• [Task brief]
Determine how many lines of the entries include the word "this", and report that number with no further text.

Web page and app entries
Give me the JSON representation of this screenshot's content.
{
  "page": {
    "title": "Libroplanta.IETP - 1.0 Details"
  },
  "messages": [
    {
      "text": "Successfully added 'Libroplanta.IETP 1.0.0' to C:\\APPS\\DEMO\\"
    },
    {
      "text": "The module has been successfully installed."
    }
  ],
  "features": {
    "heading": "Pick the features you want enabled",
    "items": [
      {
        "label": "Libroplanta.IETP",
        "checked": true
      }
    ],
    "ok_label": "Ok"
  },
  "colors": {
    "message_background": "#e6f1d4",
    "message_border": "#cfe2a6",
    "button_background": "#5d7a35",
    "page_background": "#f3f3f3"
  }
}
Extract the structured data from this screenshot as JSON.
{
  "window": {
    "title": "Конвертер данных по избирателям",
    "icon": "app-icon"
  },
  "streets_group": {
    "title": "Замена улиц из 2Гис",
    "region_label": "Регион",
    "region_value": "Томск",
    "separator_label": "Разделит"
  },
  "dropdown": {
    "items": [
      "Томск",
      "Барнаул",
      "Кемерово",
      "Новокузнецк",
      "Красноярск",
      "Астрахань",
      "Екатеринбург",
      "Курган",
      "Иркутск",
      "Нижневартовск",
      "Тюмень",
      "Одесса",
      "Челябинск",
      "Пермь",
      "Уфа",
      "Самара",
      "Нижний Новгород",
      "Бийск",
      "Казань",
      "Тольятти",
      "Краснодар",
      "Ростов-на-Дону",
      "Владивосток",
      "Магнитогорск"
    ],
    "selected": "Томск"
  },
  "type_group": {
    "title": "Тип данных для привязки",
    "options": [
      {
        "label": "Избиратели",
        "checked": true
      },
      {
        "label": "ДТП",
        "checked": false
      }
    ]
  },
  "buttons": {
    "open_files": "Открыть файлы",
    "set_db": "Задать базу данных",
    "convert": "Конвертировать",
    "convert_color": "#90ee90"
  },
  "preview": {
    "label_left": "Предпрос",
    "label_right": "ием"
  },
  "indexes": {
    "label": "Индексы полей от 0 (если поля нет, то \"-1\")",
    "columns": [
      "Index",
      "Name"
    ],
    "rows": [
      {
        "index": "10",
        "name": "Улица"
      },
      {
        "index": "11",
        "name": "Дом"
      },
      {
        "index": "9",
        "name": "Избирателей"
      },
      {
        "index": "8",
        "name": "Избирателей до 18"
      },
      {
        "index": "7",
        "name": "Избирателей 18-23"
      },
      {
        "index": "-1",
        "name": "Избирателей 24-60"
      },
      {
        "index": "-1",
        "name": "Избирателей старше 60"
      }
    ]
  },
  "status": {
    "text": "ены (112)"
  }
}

• [Result]
2